Provided records ▸
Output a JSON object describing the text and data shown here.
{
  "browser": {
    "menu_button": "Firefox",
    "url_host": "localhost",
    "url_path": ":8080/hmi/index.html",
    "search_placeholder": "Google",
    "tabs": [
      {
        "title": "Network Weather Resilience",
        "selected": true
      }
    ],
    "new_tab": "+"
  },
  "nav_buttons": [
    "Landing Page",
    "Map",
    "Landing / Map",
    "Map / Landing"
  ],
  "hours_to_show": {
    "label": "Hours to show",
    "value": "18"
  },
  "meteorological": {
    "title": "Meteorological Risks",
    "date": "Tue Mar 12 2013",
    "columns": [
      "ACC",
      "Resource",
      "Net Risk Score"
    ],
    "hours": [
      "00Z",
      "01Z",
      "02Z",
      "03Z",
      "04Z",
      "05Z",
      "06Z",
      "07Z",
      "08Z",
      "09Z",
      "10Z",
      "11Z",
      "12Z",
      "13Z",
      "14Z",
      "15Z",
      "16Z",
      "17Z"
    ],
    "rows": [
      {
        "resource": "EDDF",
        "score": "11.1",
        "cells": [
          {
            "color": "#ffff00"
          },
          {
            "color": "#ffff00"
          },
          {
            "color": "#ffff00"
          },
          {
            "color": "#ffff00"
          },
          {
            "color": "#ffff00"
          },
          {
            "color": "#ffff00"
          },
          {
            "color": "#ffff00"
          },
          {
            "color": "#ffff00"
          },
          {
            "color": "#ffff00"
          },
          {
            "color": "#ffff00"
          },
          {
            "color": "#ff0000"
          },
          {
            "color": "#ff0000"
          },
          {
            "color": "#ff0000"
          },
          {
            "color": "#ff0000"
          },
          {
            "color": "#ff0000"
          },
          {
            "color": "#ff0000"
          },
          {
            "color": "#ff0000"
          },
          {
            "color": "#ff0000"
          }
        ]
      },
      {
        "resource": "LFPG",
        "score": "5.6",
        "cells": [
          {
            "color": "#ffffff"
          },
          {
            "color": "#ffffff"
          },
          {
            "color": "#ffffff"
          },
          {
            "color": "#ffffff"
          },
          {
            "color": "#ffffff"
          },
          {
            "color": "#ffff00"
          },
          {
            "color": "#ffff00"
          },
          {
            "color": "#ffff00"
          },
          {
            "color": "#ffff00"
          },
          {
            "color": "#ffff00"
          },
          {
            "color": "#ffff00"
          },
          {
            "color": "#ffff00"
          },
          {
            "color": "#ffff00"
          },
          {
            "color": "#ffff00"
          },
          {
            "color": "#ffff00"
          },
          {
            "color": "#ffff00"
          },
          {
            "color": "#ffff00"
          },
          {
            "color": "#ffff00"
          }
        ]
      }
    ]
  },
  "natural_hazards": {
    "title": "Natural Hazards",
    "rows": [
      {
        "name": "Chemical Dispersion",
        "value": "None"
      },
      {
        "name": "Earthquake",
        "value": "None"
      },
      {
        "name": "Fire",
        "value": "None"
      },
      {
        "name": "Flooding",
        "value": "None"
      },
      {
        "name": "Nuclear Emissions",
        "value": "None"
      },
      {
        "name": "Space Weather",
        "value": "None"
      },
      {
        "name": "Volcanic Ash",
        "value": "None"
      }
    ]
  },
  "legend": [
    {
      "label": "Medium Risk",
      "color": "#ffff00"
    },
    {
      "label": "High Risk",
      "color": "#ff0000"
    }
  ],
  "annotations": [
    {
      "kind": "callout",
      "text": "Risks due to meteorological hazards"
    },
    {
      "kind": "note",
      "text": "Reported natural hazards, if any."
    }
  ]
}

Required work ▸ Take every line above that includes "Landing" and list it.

Solved exercise ▸
    "Landing Page",
    "Landing / Map",
    "Map / Landing"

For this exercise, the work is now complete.